(Your task) Where in the data does the word "file" appear? Find those lines and copy them.

Interface dataset entries:
◆ ◆ ◆ ◆ ◆ ◆ ◆

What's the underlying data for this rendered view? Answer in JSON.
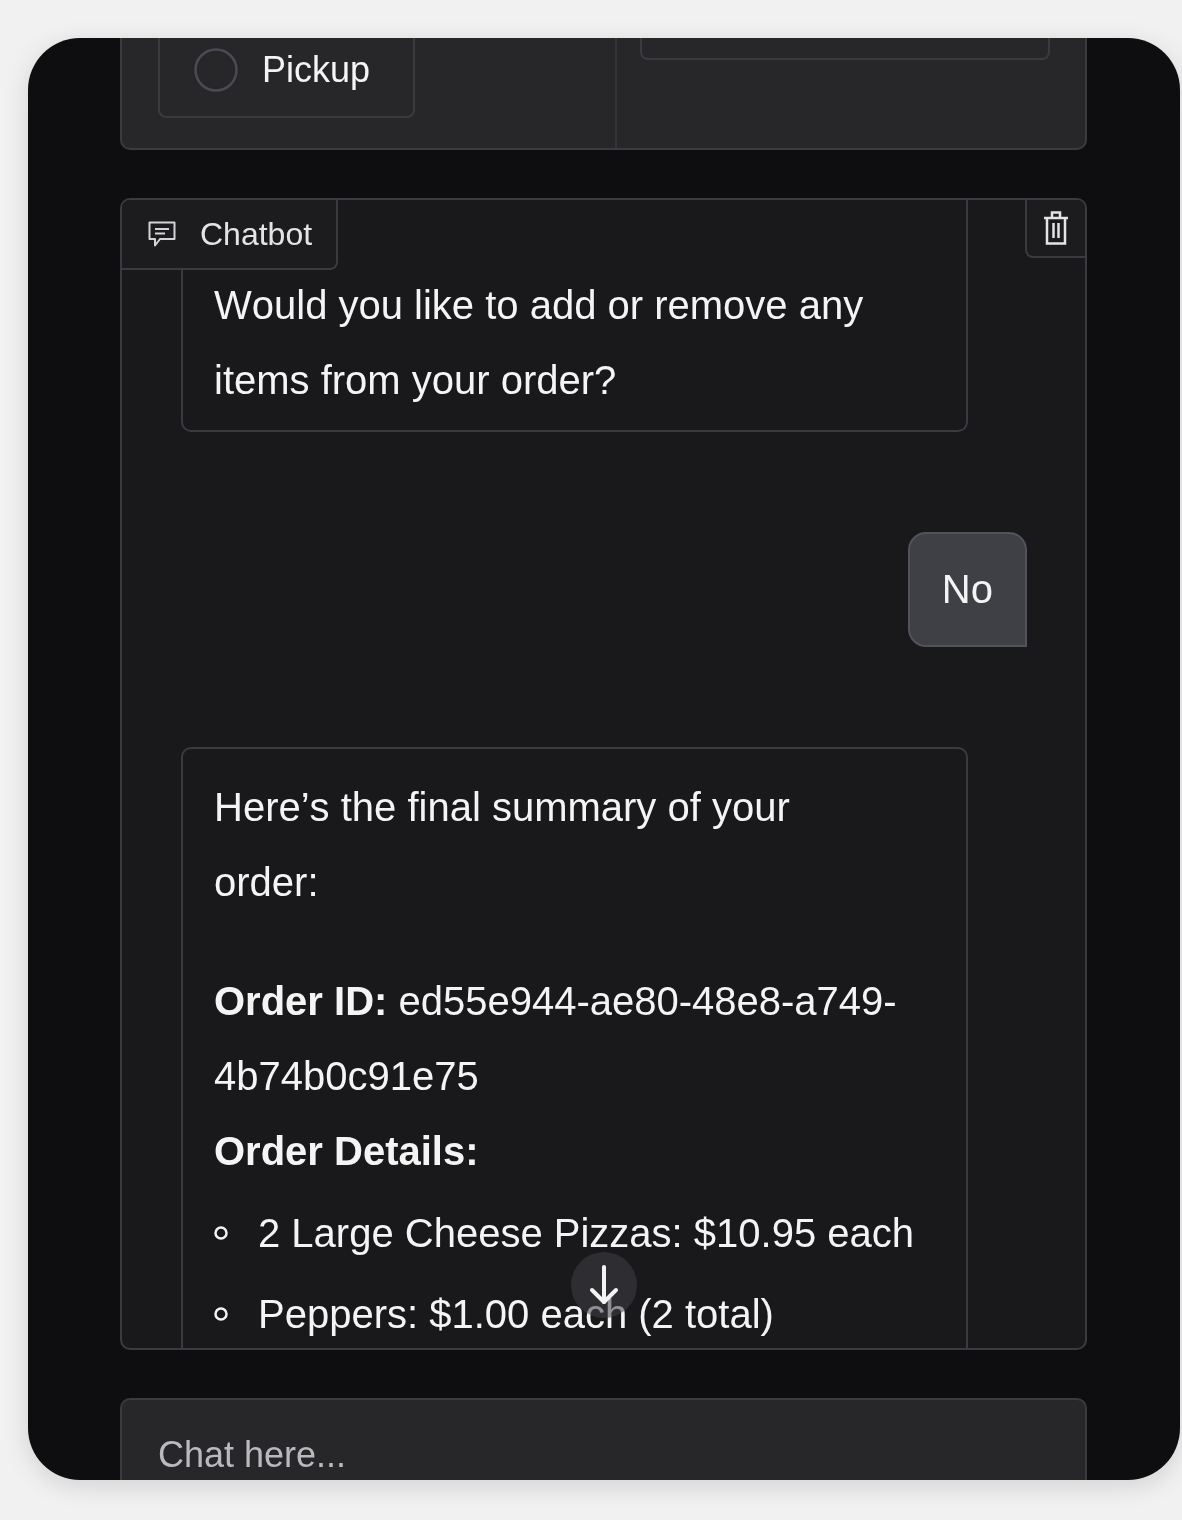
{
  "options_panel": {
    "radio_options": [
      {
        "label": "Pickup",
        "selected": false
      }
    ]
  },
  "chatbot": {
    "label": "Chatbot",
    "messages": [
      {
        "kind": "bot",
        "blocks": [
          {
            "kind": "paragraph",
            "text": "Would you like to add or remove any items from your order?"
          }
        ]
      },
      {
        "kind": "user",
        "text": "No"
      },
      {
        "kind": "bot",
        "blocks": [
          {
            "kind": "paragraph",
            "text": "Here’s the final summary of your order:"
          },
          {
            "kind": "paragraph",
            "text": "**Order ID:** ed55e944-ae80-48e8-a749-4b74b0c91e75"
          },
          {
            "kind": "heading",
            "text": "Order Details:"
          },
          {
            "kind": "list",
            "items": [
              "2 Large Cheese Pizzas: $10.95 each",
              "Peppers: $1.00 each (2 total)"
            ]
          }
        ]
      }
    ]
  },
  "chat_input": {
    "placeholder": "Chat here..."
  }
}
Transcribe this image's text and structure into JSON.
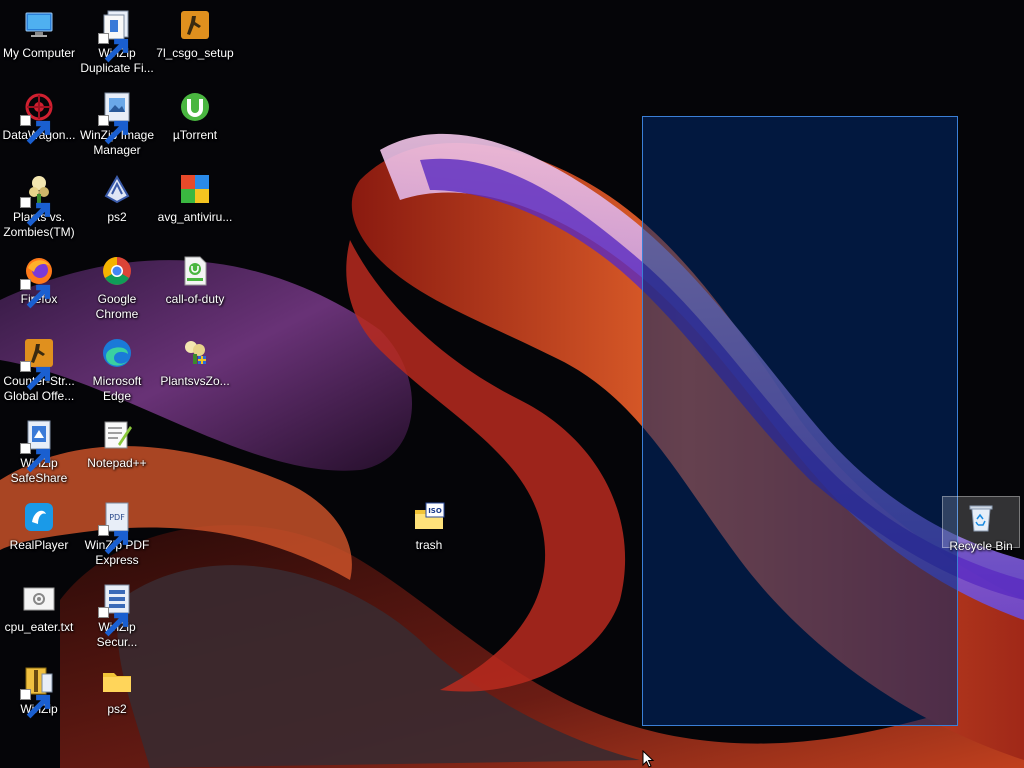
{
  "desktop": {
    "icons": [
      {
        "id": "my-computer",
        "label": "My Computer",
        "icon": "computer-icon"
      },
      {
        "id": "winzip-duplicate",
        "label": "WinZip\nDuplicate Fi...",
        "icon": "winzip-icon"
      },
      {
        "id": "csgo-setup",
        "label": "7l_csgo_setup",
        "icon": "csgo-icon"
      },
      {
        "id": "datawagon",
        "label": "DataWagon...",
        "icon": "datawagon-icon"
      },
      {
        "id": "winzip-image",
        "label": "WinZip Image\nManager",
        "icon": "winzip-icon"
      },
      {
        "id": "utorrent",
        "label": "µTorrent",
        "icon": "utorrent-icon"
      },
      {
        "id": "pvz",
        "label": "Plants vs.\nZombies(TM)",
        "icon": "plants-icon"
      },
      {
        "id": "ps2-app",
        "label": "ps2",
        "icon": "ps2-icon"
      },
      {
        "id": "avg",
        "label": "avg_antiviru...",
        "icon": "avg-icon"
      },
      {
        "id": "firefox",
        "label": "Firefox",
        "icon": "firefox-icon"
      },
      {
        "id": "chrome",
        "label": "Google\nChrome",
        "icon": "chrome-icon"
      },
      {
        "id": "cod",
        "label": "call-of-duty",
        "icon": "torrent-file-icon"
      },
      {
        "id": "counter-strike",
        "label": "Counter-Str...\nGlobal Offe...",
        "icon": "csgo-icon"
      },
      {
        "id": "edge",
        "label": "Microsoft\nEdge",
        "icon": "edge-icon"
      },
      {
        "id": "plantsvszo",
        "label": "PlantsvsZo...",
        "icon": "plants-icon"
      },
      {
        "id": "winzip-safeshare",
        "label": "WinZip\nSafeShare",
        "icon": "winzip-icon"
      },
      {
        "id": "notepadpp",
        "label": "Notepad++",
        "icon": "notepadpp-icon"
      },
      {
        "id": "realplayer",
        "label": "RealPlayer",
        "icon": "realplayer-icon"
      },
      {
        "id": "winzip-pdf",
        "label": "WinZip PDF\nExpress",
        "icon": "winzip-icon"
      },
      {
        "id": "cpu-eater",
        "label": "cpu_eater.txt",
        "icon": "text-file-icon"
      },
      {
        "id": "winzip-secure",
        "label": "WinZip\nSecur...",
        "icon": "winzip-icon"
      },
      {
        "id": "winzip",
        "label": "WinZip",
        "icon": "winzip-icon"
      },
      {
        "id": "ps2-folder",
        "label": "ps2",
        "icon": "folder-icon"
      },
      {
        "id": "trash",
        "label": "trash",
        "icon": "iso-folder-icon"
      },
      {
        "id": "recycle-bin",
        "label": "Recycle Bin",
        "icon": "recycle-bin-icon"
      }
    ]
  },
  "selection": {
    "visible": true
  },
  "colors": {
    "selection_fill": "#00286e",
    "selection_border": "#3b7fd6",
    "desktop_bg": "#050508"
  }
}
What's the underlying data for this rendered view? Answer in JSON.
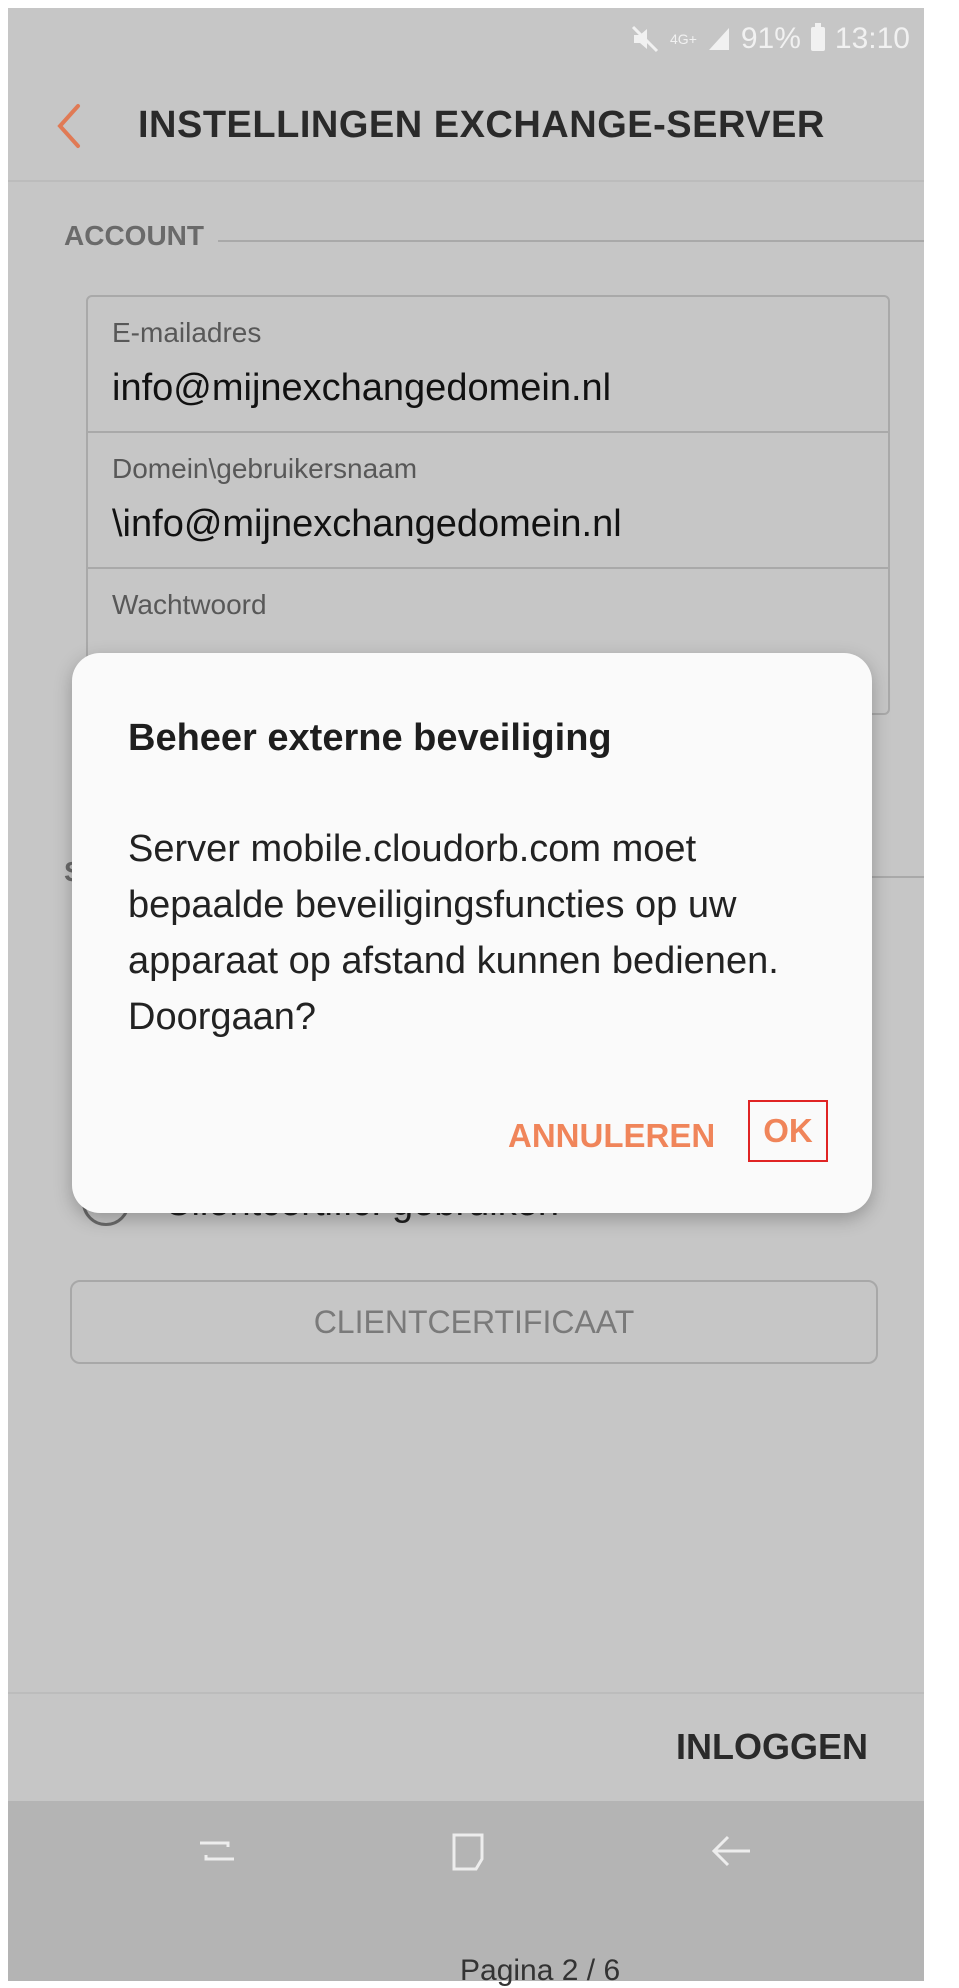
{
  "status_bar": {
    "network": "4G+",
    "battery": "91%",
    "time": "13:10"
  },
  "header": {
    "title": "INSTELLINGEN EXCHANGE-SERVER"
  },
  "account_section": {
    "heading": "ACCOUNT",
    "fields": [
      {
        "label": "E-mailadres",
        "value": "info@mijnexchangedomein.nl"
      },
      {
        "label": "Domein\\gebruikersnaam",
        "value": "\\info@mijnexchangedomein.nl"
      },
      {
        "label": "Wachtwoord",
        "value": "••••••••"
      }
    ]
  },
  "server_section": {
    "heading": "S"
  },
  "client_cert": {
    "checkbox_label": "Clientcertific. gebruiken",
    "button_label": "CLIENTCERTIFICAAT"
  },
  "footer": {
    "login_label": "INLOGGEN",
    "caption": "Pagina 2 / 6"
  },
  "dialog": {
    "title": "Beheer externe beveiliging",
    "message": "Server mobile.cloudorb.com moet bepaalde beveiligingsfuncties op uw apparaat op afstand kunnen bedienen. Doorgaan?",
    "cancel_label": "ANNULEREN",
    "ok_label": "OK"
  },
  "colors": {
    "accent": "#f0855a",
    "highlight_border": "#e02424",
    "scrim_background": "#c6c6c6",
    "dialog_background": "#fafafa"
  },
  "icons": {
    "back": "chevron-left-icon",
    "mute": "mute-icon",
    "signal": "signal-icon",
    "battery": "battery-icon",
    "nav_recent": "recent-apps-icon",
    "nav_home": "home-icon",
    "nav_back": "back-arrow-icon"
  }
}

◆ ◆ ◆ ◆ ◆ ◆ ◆

(Answer box)
        "icon": "torrent-file-icon"
        "icon": "text-file-icon"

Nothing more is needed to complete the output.